What is being asked: Each line of the entries that mentions the string "JSON" needs to be reported.

Data:

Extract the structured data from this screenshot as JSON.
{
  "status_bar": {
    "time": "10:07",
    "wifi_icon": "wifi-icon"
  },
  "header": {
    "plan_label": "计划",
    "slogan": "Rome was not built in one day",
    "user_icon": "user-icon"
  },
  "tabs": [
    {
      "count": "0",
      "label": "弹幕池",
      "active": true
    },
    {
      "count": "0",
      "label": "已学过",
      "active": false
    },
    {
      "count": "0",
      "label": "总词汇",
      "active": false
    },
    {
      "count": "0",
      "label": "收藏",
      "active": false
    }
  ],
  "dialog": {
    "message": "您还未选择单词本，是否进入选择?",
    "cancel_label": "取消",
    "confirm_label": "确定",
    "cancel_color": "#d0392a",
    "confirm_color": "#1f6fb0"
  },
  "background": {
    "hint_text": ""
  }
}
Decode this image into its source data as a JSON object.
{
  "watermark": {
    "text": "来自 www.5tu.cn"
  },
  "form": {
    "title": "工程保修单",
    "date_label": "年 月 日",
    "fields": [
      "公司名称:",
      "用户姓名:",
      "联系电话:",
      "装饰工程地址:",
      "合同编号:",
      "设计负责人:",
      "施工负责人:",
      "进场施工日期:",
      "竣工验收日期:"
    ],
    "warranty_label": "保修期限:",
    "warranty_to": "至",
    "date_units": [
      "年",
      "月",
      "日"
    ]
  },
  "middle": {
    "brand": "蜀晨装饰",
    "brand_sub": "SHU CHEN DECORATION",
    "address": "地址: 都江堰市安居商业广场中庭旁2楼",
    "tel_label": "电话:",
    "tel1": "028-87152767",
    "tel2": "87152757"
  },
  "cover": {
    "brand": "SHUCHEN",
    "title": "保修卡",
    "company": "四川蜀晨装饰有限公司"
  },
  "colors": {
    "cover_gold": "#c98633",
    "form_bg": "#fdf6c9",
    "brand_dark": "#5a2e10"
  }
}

Response to this task:
Extract the structured data from this screenshot as JSON.
Decode this image into its source data as a JSON object.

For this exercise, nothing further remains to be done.